[Data supplied Boundary: Start]
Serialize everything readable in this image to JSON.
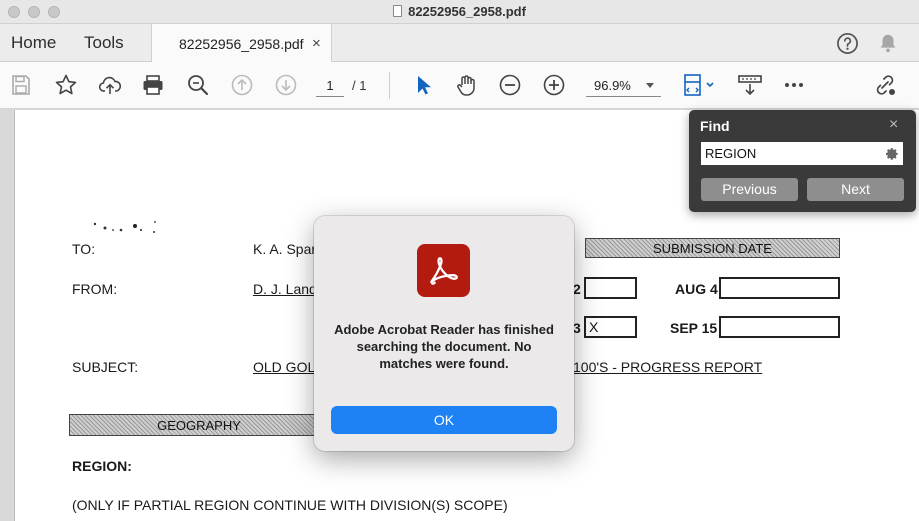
{
  "window": {
    "title": "82252956_2958.pdf"
  },
  "tabbar": {
    "home_label": "Home",
    "tools_label": "Tools",
    "doc_tab_label": "82252956_2958.pdf",
    "doc_tab_close": "×",
    "icons": [
      "help-icon",
      "notification-bell-icon"
    ]
  },
  "toolbar": {
    "icons": [
      "save-icon",
      "bookmark-star-icon",
      "upload-cloud-icon",
      "print-icon",
      "zoom-search-icon",
      "previous-page-icon",
      "next-page-icon",
      "select-cursor-icon",
      "hand-tool-icon",
      "zoom-out-icon",
      "zoom-in-icon",
      "scroll-mode-icon",
      "read-mode-icon",
      "more-icon",
      "share-link-icon"
    ],
    "current_page": "1",
    "page_total": "/ 1",
    "zoom": "96.9%"
  },
  "document": {
    "to_label": "TO:",
    "to_value": "K. A. Spar",
    "from_label": "FROM:",
    "from_value": "D. J. Land",
    "submission_header": "SUBMISSION DATE",
    "row1_number": "2",
    "row1_date": "AUG 4",
    "row2_number": "3",
    "row2_mark": "X",
    "row2_date": "SEP 15",
    "subject_label": "SUBJECT:",
    "subject_left": "OLD GOL",
    "subject_right": "100'S - PROGRESS REPORT",
    "geography_header": "GEOGRAPHY",
    "region_label": "REGION:",
    "partial_note": "(ONLY IF PARTIAL REGION CONTINUE WITH DIVISION(S) SCOPE)"
  },
  "find_panel": {
    "title": "Find",
    "close": "×",
    "query": "REGION",
    "previous_label": "Previous",
    "next_label": "Next"
  },
  "dialog": {
    "message": "Adobe Acrobat Reader has finished searching the document. No matches were found.",
    "ok_label": "OK"
  },
  "colors": {
    "dialog_button": "#1e82f5",
    "acrobat_red": "#b41b10",
    "find_panel_bg": "#3a3a3a",
    "select_tool_active": "#1565c0"
  }
}
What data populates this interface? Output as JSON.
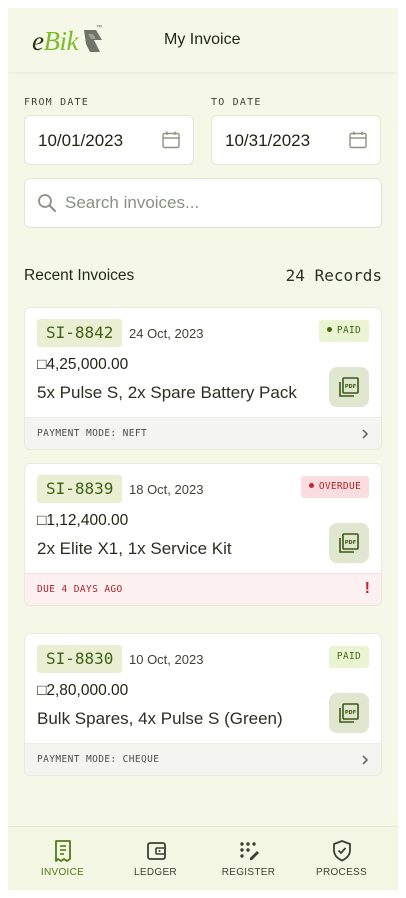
{
  "header": {
    "logo_e": "e",
    "logo_bik": "Bik",
    "logo_tm": "™",
    "title": "My Invoice"
  },
  "filters": {
    "from_label": "FROM DATE",
    "from_value": "10/01/2023",
    "to_label": "TO DATE",
    "to_value": "10/31/2023"
  },
  "search": {
    "placeholder": "Search invoices..."
  },
  "section": {
    "title": "Recent Invoices",
    "records": "24 Records"
  },
  "invoices": [
    {
      "id": "SI-8842",
      "date": "24 Oct, 2023",
      "status": "PAID",
      "amount": "□4,25,000.00",
      "items": "5x Pulse S, 2x Spare Battery Pack",
      "footer": "PAYMENT MODE: NEFT"
    },
    {
      "id": "SI-8839",
      "date": "18 Oct, 2023",
      "status": "OVERDUE",
      "amount": "□1,12,400.00",
      "items": "2x Elite X1, 1x Service Kit",
      "footer": "DUE 4 DAYS AGO",
      "footer_icon": "!"
    },
    {
      "id": "SI-8830",
      "date": "10 Oct, 2023",
      "status": "PAID",
      "amount": "□2,80,000.00",
      "items": "Bulk Spares, 4x Pulse S (Green)",
      "footer": "PAYMENT MODE: CHEQUE"
    }
  ],
  "nav": [
    {
      "label": "INVOICE",
      "icon": "invoice-icon",
      "active": true
    },
    {
      "label": "LEDGER",
      "icon": "wallet-icon",
      "active": false
    },
    {
      "label": "REGISTER",
      "icon": "register-icon",
      "active": false
    },
    {
      "label": "PROCESS",
      "icon": "shield-check-icon",
      "active": false
    }
  ],
  "colors": {
    "background": "#f5f8e7",
    "accent": "#4f7d14",
    "brand_green": "#7dbb2d",
    "paid": "#3e6a12",
    "overdue": "#c82333"
  }
}
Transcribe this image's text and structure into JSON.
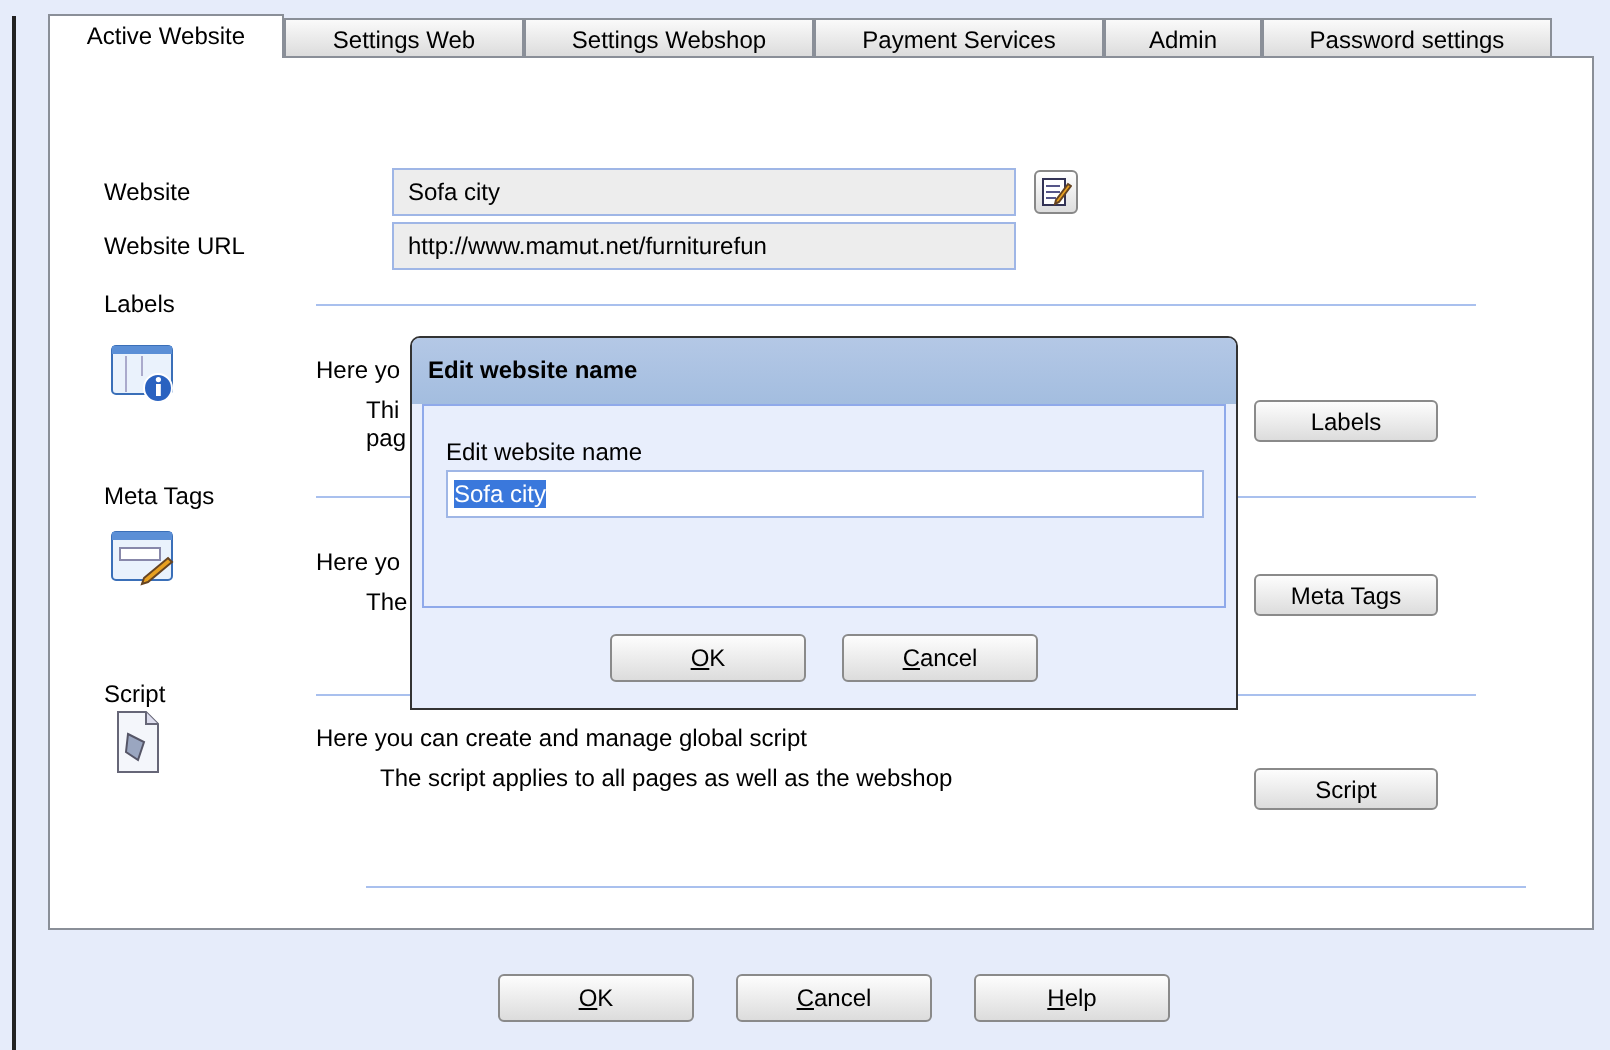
{
  "tabs": [
    {
      "label": "Active Website",
      "selected": true
    },
    {
      "label": "Settings Web",
      "selected": false
    },
    {
      "label": "Settings Webshop",
      "selected": false
    },
    {
      "label": "Payment Services",
      "selected": false
    },
    {
      "label": "Admin",
      "selected": false
    },
    {
      "label": "Password settings",
      "selected": false
    }
  ],
  "website": {
    "label": "Website",
    "value": "Sofa city"
  },
  "website_url": {
    "label": "Website URL",
    "value": "http://www.mamut.net/furniturefun"
  },
  "sections": [
    {
      "kind": "labels",
      "title": "Labels",
      "line1": "Here yo",
      "line2": "Thi",
      "line3": "pag",
      "button": "Labels"
    },
    {
      "kind": "meta",
      "title": "Meta Tags",
      "line1": "Here yo",
      "line2": "The",
      "button": "Meta Tags"
    },
    {
      "kind": "script",
      "title": "Script",
      "line1": "Here you can create and manage global script",
      "line2": "The script applies to all pages as well as the webshop",
      "button": "Script"
    }
  ],
  "buttons": [
    {
      "label": "OK"
    },
    {
      "label": "Cancel"
    },
    {
      "label": "Help"
    }
  ],
  "dialog": {
    "title": "Edit website name",
    "field_label": "Edit website name",
    "value": "Sofa city",
    "buttons": [
      {
        "label": "OK"
      },
      {
        "label": "Cancel"
      }
    ]
  }
}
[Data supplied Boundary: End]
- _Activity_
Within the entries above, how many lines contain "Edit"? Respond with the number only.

- _Answer box_
2